* _Exercise description_
Reproduce every record precisely, leaving no line out.

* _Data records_
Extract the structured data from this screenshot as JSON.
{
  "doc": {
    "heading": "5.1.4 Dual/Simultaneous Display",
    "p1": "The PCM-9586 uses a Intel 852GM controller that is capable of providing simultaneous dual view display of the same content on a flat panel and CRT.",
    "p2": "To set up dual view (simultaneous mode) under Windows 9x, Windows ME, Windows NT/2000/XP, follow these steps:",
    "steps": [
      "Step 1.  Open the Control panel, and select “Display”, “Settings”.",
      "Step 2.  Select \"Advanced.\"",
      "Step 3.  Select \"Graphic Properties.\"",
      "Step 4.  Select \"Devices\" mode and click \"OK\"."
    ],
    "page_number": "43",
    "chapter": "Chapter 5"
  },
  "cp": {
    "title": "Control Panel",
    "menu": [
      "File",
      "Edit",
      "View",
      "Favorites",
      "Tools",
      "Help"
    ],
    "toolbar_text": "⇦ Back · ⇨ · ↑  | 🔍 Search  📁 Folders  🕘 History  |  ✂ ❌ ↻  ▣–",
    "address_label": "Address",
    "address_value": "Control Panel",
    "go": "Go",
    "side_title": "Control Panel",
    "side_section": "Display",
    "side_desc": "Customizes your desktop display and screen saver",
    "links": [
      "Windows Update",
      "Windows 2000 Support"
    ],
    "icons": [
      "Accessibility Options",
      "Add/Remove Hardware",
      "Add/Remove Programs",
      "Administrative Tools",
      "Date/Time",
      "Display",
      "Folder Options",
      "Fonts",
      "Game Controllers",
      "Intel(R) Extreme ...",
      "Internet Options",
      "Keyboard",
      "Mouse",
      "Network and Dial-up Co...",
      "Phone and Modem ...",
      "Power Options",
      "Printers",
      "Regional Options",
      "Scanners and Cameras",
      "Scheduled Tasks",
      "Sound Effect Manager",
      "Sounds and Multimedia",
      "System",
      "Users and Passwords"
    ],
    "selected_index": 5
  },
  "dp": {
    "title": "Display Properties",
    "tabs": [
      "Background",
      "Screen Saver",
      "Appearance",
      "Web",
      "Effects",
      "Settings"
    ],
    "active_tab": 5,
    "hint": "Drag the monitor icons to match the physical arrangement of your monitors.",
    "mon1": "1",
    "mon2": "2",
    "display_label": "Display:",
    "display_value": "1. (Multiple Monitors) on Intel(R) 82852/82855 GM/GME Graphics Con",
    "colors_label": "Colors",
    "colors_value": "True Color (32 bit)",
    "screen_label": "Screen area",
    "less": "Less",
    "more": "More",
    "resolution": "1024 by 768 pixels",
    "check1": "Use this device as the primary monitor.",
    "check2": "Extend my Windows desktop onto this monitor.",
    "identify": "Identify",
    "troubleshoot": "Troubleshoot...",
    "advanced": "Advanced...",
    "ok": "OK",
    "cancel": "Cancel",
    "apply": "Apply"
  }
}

* _Output for this exercise_
Extract the structured data from this screenshot as JSON.
{
  "doc": {
    "heading": "5.1.4 Dual/Simultaneous Display",
    "p1": "The PCM-9586 uses a Intel 852GM controller that is capable of providing simultaneous dual view display of the same content on a flat panel and CRT.",
    "p2": "To set up dual view (simultaneous mode) under Windows 9x, Windows ME, Windows NT/2000/XP, follow these steps:",
    "steps": [
      "Step 1.  Open the Control panel, and select “Display”, “Settings”.",
      "Step 2.  Select \"Advanced.\"",
      "Step 3.  Select \"Graphic Properties.\"",
      "Step 4.  Select \"Devices\" mode and click \"OK\"."
    ],
    "page_number": "43",
    "chapter": "Chapter 5"
  },
  "cp": {
    "title": "Control Panel",
    "menu": [
      "File",
      "Edit",
      "View",
      "Favorites",
      "Tools",
      "Help"
    ],
    "toolbar_text": "⇦ Back · ⇨ · ↑  | 🔍 Search  📁 Folders  🕘 History  |  ✂ ❌ ↻  ▣–",
    "address_label": "Address",
    "address_value": "Control Panel",
    "go": "Go",
    "side_title": "Control Panel",
    "side_section": "Display",
    "side_desc": "Customizes your desktop display and screen saver",
    "links": [
      "Windows Update",
      "Windows 2000 Support"
    ],
    "icons": [
      "Accessibility Options",
      "Add/Remove Hardware",
      "Add/Remove Programs",
      "Administrative Tools",
      "Date/Time",
      "Display",
      "Folder Options",
      "Fonts",
      "Game Controllers",
      "Intel(R) Extreme ...",
      "Internet Options",
      "Keyboard",
      "Mouse",
      "Network and Dial-up Co...",
      "Phone and Modem ...",
      "Power Options",
      "Printers",
      "Regional Options",
      "Scanners and Cameras",
      "Scheduled Tasks",
      "Sound Effect Manager",
      "Sounds and Multimedia",
      "System",
      "Users and Passwords"
    ],
    "selected_index": 5
  },
  "dp": {
    "title": "Display Properties",
    "tabs": [
      "Background",
      "Screen Saver",
      "Appearance",
      "Web",
      "Effects",
      "Settings"
    ],
    "active_tab": 5,
    "hint": "Drag the monitor icons to match the physical arrangement of your monitors.",
    "mon1": "1",
    "mon2": "2",
    "display_label": "Display:",
    "display_value": "1. (Multiple Monitors) on Intel(R) 82852/82855 GM/GME Graphics Con",
    "colors_label": "Colors",
    "colors_value": "True Color (32 bit)",
    "screen_label": "Screen area",
    "less": "Less",
    "more": "More",
    "resolution": "1024 by 768 pixels",
    "check1": "Use this device as the primary monitor.",
    "check2": "Extend my Windows desktop onto this monitor.",
    "identify": "Identify",
    "troubleshoot": "Troubleshoot...",
    "advanced": "Advanced...",
    "ok": "OK",
    "cancel": "Cancel",
    "apply": "Apply"
  }
}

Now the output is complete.